Sometimes we get stymied or paralyzed by the uncertainty of things to the point where we find it easier to reside in the current state of our being rather than take a risk and try something new. When Martin Luther said the words, “Sin Boldly,” he didn’t say it in order to give us free license to do whatever we want in life, knowing that God will forgive us. He followed those words, “Sin boldly,” with this, “but let your trust in Christ be stronger, and rejoice in Christ who is the victor over sin, death and the world.” In other words, sometimes you just have to take a chance in the face of changes, trusting God to be with you.

There will always be change happening in the world and in our lives. As we see the dry leaves falling off the trees, we know that the growing season is coming to an end in our part of the world. Soon the trees will be bare, the grass brown and the crops empty; the ground covered in snow and the air much colder. This is the reality that we call the changes of the seasons. Those who are able will escape it by going south, but most of us will stay here and endure a different kind of life for the next 5-6 months. The grass withers and the flower fades when the breath of the Lord blows upon it. This much is true. We cannot deny it.
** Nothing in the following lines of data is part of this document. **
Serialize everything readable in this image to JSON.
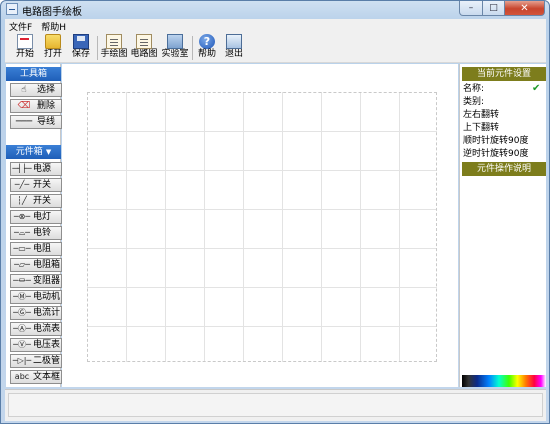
{
  "window": {
    "title": "电路图手绘板",
    "min": "–",
    "max": "□",
    "close": "✕"
  },
  "menu": [
    {
      "label": "文件F"
    },
    {
      "label": "帮助H"
    }
  ],
  "toolbar": [
    {
      "label": "开始",
      "icon": "new-doc-icon"
    },
    {
      "label": "打开",
      "icon": "open-folder-icon"
    },
    {
      "label": "保存",
      "icon": "save-disk-icon"
    },
    {
      "label": "手绘图",
      "icon": "hand-draw-icon"
    },
    {
      "label": "电路图",
      "icon": "circuit-doc-icon"
    },
    {
      "label": "实验室",
      "icon": "lab-icon"
    },
    {
      "label": "帮助",
      "icon": "help-icon"
    },
    {
      "label": "退出",
      "icon": "exit-icon"
    }
  ],
  "toolbox": {
    "title": "工具箱",
    "tools": [
      {
        "label": "选择",
        "symbol": "☝",
        "icon": "hand-pointer-icon"
      },
      {
        "label": "删除",
        "symbol": "⌫",
        "icon": "eraser-icon"
      },
      {
        "label": "导线",
        "symbol": "───",
        "icon": "wire-icon"
      }
    ]
  },
  "components": {
    "title": "元件箱",
    "arrow": "▼",
    "items": [
      {
        "symbol": "─┤├─",
        "label": "电源"
      },
      {
        "symbol": "─╱─",
        "label": "开关"
      },
      {
        "symbol": "┆╱",
        "label": "开关"
      },
      {
        "symbol": "─⊗─",
        "label": "电灯"
      },
      {
        "symbol": "─⌓─",
        "label": "电铃"
      },
      {
        "symbol": "─▭─",
        "label": "电阻"
      },
      {
        "symbol": "─▱─",
        "label": "电阻箱"
      },
      {
        "symbol": "─⏛─",
        "label": "变阻器"
      },
      {
        "symbol": "─Ⓜ─",
        "label": "电动机"
      },
      {
        "symbol": "─Ⓖ─",
        "label": "电流计"
      },
      {
        "symbol": "─Ⓐ─",
        "label": "电流表"
      },
      {
        "symbol": "─Ⓥ─",
        "label": "电压表"
      },
      {
        "symbol": "─▷|─",
        "label": "二极管"
      },
      {
        "symbol": "abc",
        "label": "文本框"
      }
    ]
  },
  "properties": {
    "title": "当前元件设置",
    "name_label": "名称:",
    "type_label": "类别:",
    "flip_h": "左右翻转",
    "flip_v": "上下翻转",
    "rotate_cw": "顺时针旋转90度",
    "rotate_ccw": "逆时针旋转90度",
    "help_title": "元件操作说明",
    "check": "✔"
  }
}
But in the midst of that truth, we have the promise of a faithful God that even though the grass withers and the flower fades, the word of the Lord will stand forever. We have the promised gift of the unchangeable character of Gods purpose. As the author to the Hebrews said in our second lesson, that unchangeable character of God’s purpose is our hope; that is the steadfast anchor of the soul. Life is full of change; God’s love and presence is unchangeable. Change requires decisions, and decisions require us to discern what time it is, whether it is a time to throw away stones or to gather stones together. And inherent in that discernment process is the presence of the Holy Spirit to guide us. And when the process is unpleasant, the Holy Spirit promises to comfort and encourage us. And when we mistakenly make decisions which are selfish or hurtful, the Holy Spirit is there to knock us down, pick us up, and set us on a new course. That is the promise that anchors our soul!
So, what is it time for? Can you point to the presence of the faithful, generous God in your life? Can you remember how the Holy Spirit has been with you during those difficult times of discernment to help you get through? How have you been able to make it through the changes in life that you may at one time been dreading? Is it time for you to give a little more of your time or offerings to God’s mission here or in your community? As we consider our future as a Christian community, we know that it is time for something, something that will definitely involve change; something that the unchangeable character of God’s purpose will certainly bless.

Lutherans’ resistance toward change is well documented and joked about. How many Lutherans does it take to change a light bulb? None – we don’t like change! But it is inevitable that change will happen in our lives. The only way we can face it is to discern together what God is calling us to do – how God is calling us to be part of the future of God’s mission here. To that end, I want to end my message with a good Lutheran prayer for courage in the face of an unknown future. In this prayer, we confess our hope, based in the faithfulness of God’s promises, for our future. Lord God, you have called your servants to ventures of which we cannot see the ending, by paths as yet untrodden, through perils unknown. Give us faith to go out with good courage, not knowing where we go, but only that your hand is leading us and your love supporting us; through Jesus Christ our Lord. Amen.